# THE TASK:
From the entries, copy each line that includes "html".

RECORDS TO PROCESS Start Marker

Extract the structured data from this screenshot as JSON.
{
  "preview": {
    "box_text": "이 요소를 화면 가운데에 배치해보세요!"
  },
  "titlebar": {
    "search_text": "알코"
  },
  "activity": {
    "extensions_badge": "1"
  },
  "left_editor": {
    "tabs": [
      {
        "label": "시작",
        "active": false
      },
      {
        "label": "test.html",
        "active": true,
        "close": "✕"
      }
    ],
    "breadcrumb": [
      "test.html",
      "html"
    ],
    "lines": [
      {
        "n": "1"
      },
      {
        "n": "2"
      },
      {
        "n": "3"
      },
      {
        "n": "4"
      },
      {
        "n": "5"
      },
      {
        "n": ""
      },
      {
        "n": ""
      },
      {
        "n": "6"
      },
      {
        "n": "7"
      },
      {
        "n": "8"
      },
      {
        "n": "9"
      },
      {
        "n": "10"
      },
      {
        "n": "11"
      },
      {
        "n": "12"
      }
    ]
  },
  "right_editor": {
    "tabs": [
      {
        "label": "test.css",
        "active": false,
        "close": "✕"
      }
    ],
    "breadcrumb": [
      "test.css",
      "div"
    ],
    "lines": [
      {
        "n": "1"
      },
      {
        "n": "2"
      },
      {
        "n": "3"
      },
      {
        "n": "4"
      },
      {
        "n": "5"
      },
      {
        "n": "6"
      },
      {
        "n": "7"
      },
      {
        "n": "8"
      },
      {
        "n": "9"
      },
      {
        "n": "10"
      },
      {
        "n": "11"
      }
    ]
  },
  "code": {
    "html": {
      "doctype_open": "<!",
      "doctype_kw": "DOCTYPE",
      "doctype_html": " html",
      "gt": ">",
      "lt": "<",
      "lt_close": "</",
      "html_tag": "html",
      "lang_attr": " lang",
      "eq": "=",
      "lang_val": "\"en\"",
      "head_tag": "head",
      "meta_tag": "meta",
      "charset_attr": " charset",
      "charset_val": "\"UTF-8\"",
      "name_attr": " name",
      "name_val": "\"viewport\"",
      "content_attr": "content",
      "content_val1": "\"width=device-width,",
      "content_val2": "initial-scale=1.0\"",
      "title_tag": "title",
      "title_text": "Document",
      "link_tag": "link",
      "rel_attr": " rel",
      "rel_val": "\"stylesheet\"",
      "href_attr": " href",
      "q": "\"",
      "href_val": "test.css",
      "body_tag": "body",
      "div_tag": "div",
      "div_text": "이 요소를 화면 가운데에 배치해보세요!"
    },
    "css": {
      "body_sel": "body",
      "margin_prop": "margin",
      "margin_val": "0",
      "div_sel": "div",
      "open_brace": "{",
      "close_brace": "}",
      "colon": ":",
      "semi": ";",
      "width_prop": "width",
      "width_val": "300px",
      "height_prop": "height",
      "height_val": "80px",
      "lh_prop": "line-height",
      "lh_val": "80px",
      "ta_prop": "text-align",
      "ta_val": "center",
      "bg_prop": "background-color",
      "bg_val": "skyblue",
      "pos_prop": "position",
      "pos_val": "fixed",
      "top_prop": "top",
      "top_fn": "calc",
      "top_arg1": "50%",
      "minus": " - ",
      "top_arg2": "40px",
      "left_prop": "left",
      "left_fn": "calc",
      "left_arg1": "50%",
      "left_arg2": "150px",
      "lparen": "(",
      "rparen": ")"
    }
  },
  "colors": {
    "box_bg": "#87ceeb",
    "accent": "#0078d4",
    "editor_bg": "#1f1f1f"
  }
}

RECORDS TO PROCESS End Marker
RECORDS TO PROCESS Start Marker

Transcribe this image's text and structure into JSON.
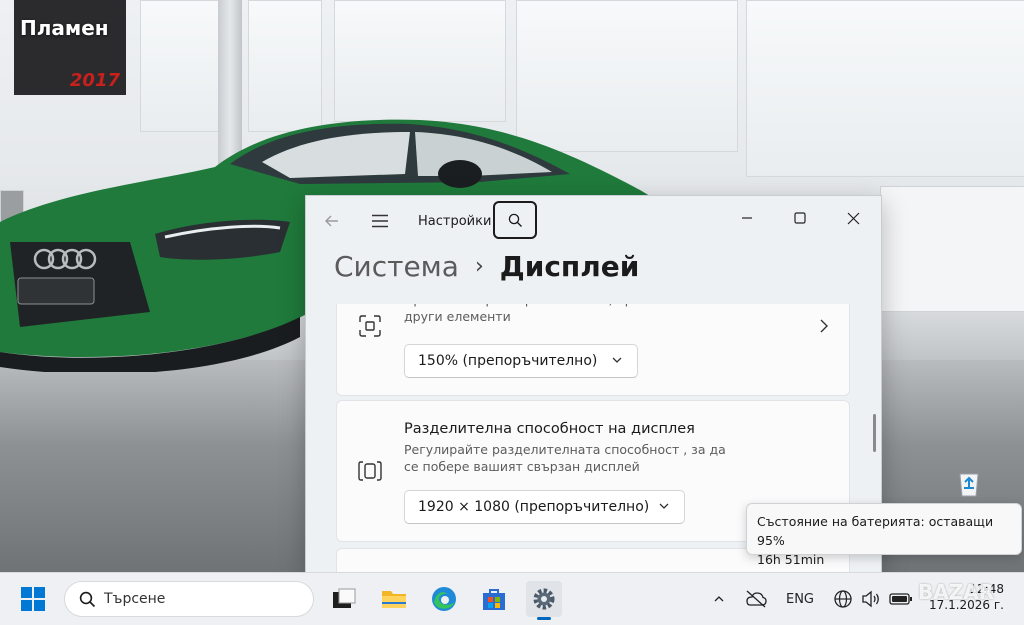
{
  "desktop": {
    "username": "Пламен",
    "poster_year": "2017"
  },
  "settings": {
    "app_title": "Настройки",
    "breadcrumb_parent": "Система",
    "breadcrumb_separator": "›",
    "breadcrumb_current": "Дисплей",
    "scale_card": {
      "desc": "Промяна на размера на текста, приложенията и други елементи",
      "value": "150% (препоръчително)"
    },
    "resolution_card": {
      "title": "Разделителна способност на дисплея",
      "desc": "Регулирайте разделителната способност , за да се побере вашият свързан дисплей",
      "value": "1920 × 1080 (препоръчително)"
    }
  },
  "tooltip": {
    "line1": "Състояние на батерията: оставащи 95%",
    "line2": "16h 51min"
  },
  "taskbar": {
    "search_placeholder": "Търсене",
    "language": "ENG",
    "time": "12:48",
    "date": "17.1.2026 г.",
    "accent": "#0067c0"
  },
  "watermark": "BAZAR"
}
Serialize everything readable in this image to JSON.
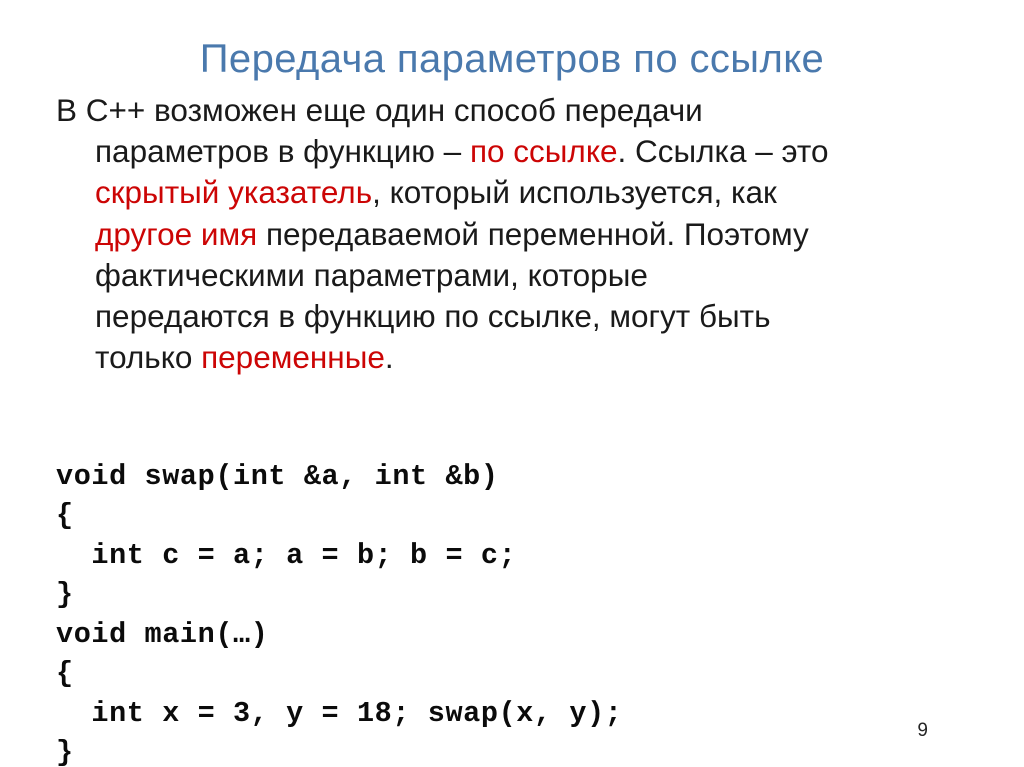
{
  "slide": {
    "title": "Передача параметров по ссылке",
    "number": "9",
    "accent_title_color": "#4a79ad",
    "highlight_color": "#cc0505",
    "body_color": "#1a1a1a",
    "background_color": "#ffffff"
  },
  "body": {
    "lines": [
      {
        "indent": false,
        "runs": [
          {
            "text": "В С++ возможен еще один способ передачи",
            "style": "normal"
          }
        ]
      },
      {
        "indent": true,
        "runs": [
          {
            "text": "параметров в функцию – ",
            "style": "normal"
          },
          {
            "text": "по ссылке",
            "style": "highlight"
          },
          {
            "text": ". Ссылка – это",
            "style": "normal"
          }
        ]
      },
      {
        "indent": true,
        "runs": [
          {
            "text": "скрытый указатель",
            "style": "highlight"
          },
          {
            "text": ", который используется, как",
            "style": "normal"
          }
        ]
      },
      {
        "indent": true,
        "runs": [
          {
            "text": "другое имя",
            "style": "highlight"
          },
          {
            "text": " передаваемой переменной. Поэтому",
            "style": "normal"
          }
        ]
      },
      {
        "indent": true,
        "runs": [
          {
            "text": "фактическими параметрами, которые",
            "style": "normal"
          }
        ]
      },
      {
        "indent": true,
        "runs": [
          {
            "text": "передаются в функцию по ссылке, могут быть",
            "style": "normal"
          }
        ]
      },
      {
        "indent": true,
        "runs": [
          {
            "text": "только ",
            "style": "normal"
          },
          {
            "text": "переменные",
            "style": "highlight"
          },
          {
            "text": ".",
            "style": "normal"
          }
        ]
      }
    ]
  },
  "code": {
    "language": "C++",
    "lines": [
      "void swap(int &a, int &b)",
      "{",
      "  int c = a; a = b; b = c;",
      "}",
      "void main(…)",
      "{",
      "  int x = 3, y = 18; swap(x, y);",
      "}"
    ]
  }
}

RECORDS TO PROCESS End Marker
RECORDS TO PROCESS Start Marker

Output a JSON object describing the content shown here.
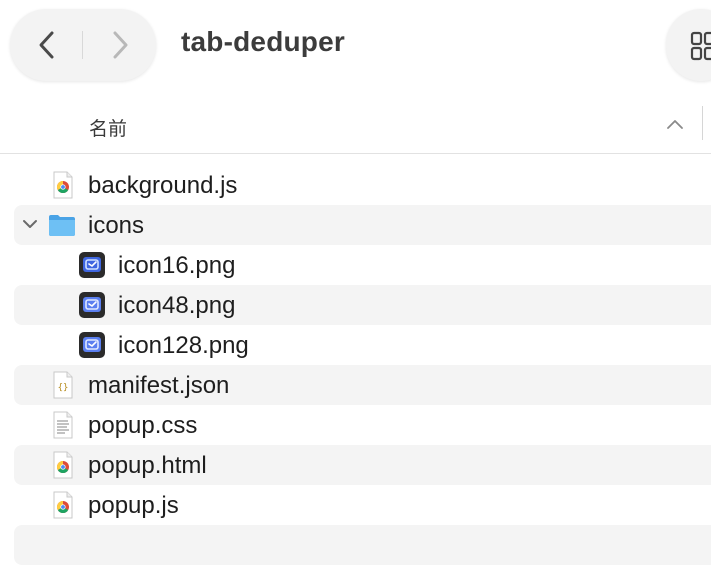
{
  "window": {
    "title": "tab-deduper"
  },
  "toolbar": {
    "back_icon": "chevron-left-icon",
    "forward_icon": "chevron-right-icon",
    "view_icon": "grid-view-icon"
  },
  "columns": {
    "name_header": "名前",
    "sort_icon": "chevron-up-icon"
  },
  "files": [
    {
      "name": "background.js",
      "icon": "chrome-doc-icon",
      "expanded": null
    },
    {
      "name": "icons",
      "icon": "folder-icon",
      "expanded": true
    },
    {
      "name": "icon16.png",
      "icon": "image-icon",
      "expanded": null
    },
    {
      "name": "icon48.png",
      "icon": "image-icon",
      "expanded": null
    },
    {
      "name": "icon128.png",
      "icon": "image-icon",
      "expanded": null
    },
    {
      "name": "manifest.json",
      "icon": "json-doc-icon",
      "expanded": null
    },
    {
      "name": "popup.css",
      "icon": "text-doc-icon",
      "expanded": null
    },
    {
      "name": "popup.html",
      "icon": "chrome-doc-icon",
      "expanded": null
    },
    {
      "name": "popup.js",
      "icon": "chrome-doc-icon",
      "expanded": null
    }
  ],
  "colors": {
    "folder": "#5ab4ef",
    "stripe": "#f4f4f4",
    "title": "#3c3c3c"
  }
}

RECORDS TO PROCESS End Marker

# RESPONSE AREA:
        "label": "test.html",
      "test.html",
      "html"
    "html": {
      "doctype_html": " html",
      "html_tag": "html",
      "name": "popup.html",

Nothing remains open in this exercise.